## Friday, March 18, 2016

### For Classes on March 18

Happy Friday everyone!

Periods 1-2, 8-9:
Yesterday you saw something on Faraday's law for a moving hoop/changing area example. This is the case where induced voltage = B dA/dt. Today extend on this by looking at cases where a second force is trying to push a circuit through magnetism, such as dropping a metal hoop into a B-field. What you will see is that, because this process depends on speed, it ends up looking a lot like air friction and terminal velocity from last year! Weird, but true. Remember the case of you trying to swing the metal hoop through the big magnet, and you felt the forces on it trying to slow it down (this is a magnetic brake). Take good notes so you can try to make sense together of the home work problems - see if you can complete things before leaving.

Homework set:
The glider problem on page 6 is based on yesterday - use the notes on page 2 and 3, could be helpful
The 1990 problem on page 7 - notes on page 4 could be helpful
The challenge problem is on page 9! Have fun!

Periods 3-4:
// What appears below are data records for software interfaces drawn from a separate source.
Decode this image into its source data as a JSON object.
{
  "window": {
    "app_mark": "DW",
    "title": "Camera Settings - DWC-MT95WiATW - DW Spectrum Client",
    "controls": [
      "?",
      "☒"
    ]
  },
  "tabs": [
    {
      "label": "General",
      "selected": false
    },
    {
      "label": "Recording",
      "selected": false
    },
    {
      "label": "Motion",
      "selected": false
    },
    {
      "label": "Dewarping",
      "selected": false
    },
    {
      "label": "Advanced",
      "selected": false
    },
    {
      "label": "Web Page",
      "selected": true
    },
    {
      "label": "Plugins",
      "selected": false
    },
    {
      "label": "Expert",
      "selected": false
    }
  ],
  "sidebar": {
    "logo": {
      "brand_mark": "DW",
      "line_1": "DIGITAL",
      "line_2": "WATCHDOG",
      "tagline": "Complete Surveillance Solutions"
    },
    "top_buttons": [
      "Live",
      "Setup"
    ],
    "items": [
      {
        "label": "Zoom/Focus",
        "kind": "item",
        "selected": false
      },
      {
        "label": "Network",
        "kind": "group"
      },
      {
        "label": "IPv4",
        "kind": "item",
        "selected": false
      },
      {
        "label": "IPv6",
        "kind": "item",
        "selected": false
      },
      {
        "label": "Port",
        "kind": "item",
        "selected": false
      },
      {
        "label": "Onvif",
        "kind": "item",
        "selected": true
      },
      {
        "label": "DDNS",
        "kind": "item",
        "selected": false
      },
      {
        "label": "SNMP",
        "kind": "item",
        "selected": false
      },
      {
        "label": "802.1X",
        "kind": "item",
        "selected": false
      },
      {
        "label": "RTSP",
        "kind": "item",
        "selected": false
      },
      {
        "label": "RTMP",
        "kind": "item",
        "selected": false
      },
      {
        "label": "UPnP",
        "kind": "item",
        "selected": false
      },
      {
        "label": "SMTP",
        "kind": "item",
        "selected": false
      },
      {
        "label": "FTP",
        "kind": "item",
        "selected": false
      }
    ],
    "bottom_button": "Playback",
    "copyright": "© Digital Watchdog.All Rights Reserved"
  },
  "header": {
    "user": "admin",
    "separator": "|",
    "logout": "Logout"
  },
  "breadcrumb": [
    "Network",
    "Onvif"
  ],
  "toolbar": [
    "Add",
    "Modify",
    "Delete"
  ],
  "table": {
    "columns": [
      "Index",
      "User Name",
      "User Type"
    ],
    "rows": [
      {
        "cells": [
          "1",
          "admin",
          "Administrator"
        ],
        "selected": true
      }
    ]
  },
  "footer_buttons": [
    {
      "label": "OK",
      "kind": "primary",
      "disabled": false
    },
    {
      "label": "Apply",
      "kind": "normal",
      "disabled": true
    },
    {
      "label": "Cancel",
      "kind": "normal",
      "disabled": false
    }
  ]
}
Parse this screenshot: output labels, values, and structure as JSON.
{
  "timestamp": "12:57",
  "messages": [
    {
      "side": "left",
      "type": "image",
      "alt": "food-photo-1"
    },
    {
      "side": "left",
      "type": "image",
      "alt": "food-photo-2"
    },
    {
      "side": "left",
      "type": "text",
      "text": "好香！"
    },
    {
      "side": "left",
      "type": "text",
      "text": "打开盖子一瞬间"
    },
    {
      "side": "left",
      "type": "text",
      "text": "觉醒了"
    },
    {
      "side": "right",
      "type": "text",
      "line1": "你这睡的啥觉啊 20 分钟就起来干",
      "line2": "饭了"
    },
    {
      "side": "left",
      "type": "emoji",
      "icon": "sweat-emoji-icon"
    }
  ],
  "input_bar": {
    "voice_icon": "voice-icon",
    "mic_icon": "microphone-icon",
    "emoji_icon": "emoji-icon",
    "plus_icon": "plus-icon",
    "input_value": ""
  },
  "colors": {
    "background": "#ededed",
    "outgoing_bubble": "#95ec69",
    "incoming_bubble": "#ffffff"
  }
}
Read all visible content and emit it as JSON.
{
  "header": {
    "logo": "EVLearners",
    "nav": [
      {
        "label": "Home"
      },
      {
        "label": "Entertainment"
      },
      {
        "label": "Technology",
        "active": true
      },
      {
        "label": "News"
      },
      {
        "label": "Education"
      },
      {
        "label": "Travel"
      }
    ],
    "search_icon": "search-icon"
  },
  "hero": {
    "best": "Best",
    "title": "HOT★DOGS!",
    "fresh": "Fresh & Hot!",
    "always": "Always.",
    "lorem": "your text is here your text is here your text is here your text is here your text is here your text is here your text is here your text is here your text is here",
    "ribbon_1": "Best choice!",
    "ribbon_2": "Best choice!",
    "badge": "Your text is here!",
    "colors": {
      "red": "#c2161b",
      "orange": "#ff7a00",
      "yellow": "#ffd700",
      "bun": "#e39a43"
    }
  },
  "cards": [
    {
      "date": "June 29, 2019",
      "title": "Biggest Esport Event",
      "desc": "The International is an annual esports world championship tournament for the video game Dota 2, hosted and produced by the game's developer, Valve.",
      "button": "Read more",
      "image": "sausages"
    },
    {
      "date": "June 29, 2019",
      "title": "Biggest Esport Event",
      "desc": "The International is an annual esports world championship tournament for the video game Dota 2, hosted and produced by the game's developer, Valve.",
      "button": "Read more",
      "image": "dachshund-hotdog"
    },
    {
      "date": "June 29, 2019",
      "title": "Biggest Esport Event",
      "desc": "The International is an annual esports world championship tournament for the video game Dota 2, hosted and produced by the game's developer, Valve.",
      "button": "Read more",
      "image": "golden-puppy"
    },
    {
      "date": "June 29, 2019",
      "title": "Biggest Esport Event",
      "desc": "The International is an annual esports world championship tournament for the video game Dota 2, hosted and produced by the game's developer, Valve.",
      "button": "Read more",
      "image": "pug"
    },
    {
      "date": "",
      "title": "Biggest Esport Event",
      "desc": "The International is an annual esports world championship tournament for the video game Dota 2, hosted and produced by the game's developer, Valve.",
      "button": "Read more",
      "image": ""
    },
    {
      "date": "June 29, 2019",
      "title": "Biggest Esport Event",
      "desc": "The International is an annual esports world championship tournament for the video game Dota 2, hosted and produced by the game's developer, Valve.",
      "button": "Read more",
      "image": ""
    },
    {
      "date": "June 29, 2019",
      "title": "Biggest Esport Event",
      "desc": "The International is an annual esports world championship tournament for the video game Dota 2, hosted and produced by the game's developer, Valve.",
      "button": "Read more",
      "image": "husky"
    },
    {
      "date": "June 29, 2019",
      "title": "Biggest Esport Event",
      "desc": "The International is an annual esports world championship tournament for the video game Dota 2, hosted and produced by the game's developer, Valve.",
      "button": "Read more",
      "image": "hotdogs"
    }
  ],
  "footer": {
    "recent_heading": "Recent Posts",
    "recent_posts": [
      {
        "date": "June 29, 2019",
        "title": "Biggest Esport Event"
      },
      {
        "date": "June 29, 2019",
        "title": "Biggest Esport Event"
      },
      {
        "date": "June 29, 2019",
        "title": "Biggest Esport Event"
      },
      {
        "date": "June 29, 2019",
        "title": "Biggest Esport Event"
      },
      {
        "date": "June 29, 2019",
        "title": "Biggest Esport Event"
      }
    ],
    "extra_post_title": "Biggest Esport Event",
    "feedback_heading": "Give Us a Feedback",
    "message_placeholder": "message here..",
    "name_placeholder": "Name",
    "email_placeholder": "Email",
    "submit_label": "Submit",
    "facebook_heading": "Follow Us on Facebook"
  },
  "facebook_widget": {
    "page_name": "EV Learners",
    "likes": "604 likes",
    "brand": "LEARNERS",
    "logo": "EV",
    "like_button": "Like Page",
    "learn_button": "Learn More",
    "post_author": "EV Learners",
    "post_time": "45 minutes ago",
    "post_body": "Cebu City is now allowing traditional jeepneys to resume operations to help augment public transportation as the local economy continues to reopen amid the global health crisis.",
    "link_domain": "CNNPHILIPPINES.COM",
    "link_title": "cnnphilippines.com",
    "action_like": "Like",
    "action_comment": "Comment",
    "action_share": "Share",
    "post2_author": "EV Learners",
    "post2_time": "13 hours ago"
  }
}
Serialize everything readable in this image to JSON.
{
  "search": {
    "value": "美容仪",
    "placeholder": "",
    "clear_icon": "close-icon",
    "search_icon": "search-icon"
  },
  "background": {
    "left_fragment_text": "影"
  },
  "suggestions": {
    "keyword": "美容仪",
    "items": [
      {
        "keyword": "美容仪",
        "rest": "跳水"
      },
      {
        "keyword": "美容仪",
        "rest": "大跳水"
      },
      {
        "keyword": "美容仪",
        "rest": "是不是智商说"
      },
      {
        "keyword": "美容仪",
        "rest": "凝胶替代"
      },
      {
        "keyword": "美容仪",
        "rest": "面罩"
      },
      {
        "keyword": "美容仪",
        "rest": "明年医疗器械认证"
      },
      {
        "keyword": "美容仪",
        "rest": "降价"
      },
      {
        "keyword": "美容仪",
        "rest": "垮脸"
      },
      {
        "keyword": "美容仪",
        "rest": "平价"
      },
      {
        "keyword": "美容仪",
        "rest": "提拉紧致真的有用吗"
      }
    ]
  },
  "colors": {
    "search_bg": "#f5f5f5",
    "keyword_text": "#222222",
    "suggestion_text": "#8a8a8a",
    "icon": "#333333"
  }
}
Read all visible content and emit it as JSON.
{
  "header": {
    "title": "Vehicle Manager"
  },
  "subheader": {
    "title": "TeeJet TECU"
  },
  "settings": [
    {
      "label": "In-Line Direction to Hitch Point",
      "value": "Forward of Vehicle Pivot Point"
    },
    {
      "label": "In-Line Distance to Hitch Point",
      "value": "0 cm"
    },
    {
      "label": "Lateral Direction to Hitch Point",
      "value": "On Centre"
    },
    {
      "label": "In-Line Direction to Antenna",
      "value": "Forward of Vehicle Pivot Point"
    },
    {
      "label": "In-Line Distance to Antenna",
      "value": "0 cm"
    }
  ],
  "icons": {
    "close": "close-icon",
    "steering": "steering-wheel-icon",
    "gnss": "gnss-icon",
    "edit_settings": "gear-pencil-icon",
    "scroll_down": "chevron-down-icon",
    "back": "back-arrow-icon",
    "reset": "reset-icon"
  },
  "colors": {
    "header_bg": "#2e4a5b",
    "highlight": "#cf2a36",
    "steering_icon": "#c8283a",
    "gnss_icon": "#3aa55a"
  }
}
Take a look at the problems for yesterday, and see if there is any consensus. Ampere's law depends on the current inside the region you are looking at, analogous to Gauss's law depending on teh charge inside the region.

One application of Ampere's law for straight wires, where B = (mu)I/(2*pi*r), is to get the force between two currents. Check out a video on the forces between two long wires with currents - they are both producing magnetism, so the wires should either attract or repel each other! Take good notes, this will be needed for some of the homework. Note that the force on currents is F = IL x B, where L is the length of a segment of the wire.

Then, take a look at a video on the initial exposure to Biot-Savart law. This is the rule that allows us to determine the magnetic field for things more exactly (Ampere is only for long wires, solenoids, and toroids, so it is limited). We will look at what a single moving particle does in terms of producing a magnetic field. Take good notes, because we will build on this.

Try the following from the packet:
Ch. 28 #8 (B-S law), 31 on page 7
AP Prob from 1983, page 11